In movie mode, you don’t see a shots-remaining value in either display; instead, the maximum recording time appears on the monitor, in the area labeled on the right in the following figure. Don’t consider this value a full reflection of the amount of empty space on your memory card. The camera limits the maximum recording time per movie even if your card has oodles of free space remaining. After you reach the time limit for your first recording, the number resets to show you the maximum recording time for your next movie.In Live View mode, the displays offer these hints about memory-card capacity.
If your displays look different from the ones in the figures, press the Info button to cycle through the various display modes available for Live View shooting.
Keep in mind that certain picture- and movie-recording settings affect the size of the image/movie file, so the number of files that can fit in the available card space changes as you adjust those settings.
When two cards are installed, the shots-remaining number also depends on how you configure the camera to send image data to those cards. For still photography, the camera is set by default to fill the card in Slot 1 and then switch to the second card. For movie recording, files can be stored on only one of the two cards; by default, the card in Slot 1 gets the honors.
One final note: If the shots-remaining number is greater than 999, the initial K appears next to the value to indicate that the first number represents the picture count in thousands. (K being a universally accepted symbol indicating 1,000 units.) The number is rounded down to the nearest hundred. So if the number of shots remaining is, say, 2,004, the value reads as 2.0K, as shown in the figures here.
Checking battery status: Also confirm the battery status before every outing with your camera. You can check the battery level as follows:
Viewfinder mode: Both the Control panel and Information screen display a battery-status symbol. When the battery is fully charged, the symbol looks as shown in the figure. As the battery loses power, the bars in the symbol disappear one by one to let you know that you need to find a battery charger or spare battery soon.

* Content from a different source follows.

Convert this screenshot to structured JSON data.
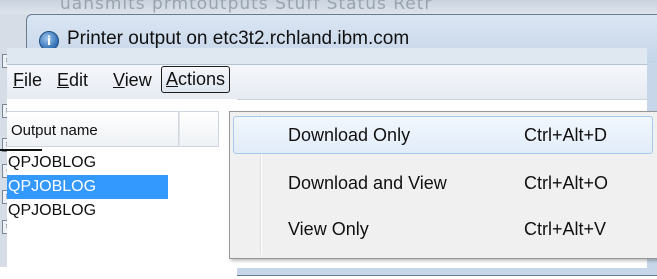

In the viewfinder, you see battery data only when you’re running low on power. In that case, an empty-battery symbol appears at the bottom of the viewfinder.
Live View mode: When Live View is engaged, battery info appears only in the Control panel.
For more detailed battery data, choose Battery Info from the Setup menu, as shown here. The Charge data shows you the current power remaining as a percentage value, and the No. of Shots value tells you how many times you’ve pressed and released the shutter button since the last time you charged the battery. The final readout, Battery Age, lets you know how much more life you can expect out of the battery before it can no longer be recharged. When the display moves toward the right end of the little meter, it’s time to buy a new battery. (If you attach the optional battery pack, see its manual and the camera manual to find out how to interpret the data that’s reported on this menu screen.)The Battery Info option on the Setup menu provides details about battery life.
That’s all there is to it — the camera is now ready to go.